*Required work:* Exactly reproduce the entries, dropping any pictures from your copy.

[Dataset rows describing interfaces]
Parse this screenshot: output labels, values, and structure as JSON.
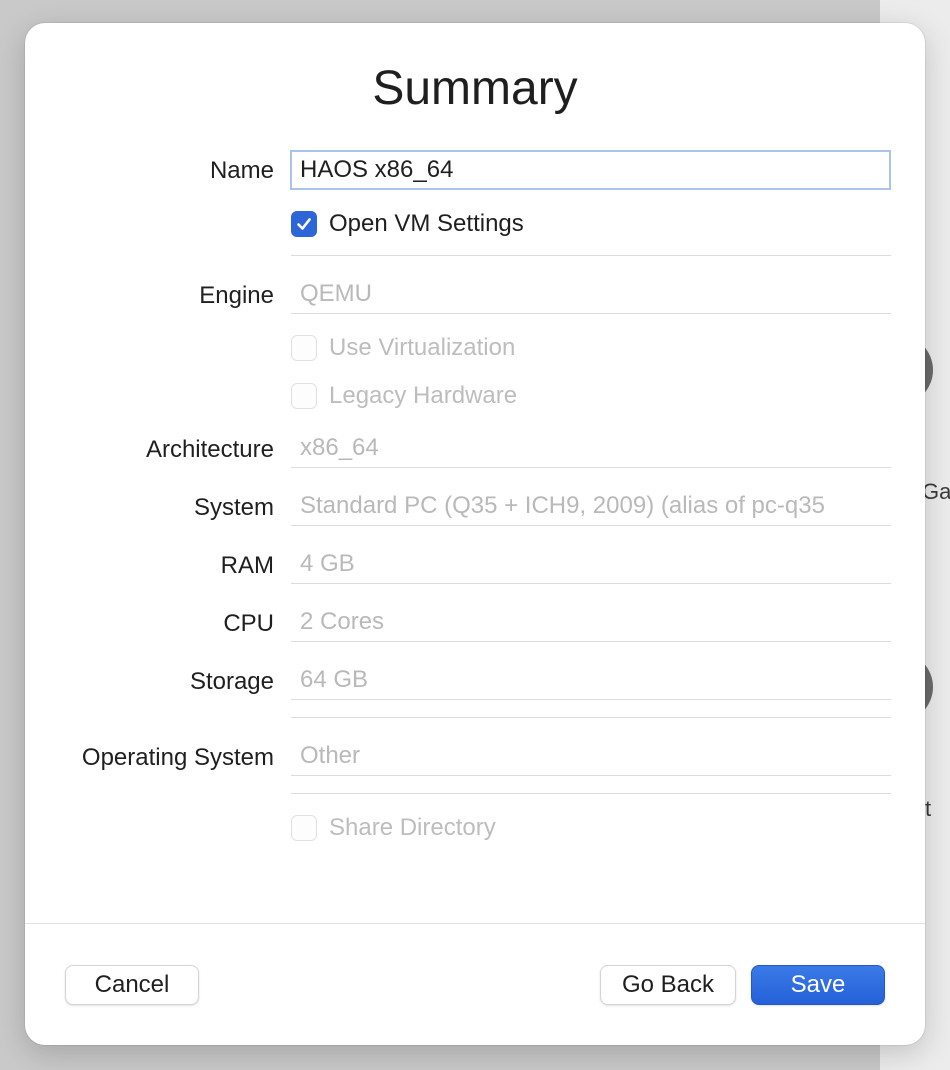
{
  "background": {
    "partial_label_1": "Ga",
    "partial_label_2": "t"
  },
  "dialog": {
    "title": "Summary"
  },
  "fields": {
    "name_label": "Name",
    "name_value": "HAOS x86_64",
    "open_vm_settings_label": "Open VM Settings",
    "open_vm_settings_checked": true,
    "engine_label": "Engine",
    "engine_value": "QEMU",
    "use_virtualization_label": "Use Virtualization",
    "legacy_hardware_label": "Legacy Hardware",
    "architecture_label": "Architecture",
    "architecture_value": "x86_64",
    "system_label": "System",
    "system_value": "Standard PC (Q35 + ICH9, 2009) (alias of pc-q35",
    "ram_label": "RAM",
    "ram_value": "4 GB",
    "cpu_label": "CPU",
    "cpu_value": "2 Cores",
    "storage_label": "Storage",
    "storage_value": "64 GB",
    "os_label": "Operating System",
    "os_value": "Other",
    "share_directory_label": "Share Directory"
  },
  "buttons": {
    "cancel": "Cancel",
    "go_back": "Go Back",
    "save": "Save"
  },
  "colors": {
    "accent": "#2d66d9",
    "disabled_text": "#b9b9b9"
  }
}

*Response:*
Parse this screenshot: output labels, values, and structure as JSON.
{
  "background": {
    "partial_label_1": "Ga",
    "partial_label_2": "t"
  },
  "dialog": {
    "title": "Summary"
  },
  "fields": {
    "name_label": "Name",
    "name_value": "HAOS x86_64",
    "open_vm_settings_label": "Open VM Settings",
    "open_vm_settings_checked": true,
    "engine_label": "Engine",
    "engine_value": "QEMU",
    "use_virtualization_label": "Use Virtualization",
    "legacy_hardware_label": "Legacy Hardware",
    "architecture_label": "Architecture",
    "architecture_value": "x86_64",
    "system_label": "System",
    "system_value": "Standard PC (Q35 + ICH9, 2009) (alias of pc-q35",
    "ram_label": "RAM",
    "ram_value": "4 GB",
    "cpu_label": "CPU",
    "cpu_value": "2 Cores",
    "storage_label": "Storage",
    "storage_value": "64 GB",
    "os_label": "Operating System",
    "os_value": "Other",
    "share_directory_label": "Share Directory"
  },
  "buttons": {
    "cancel": "Cancel",
    "go_back": "Go Back",
    "save": "Save"
  },
  "colors": {
    "accent": "#2d66d9",
    "disabled_text": "#b9b9b9"
  }
}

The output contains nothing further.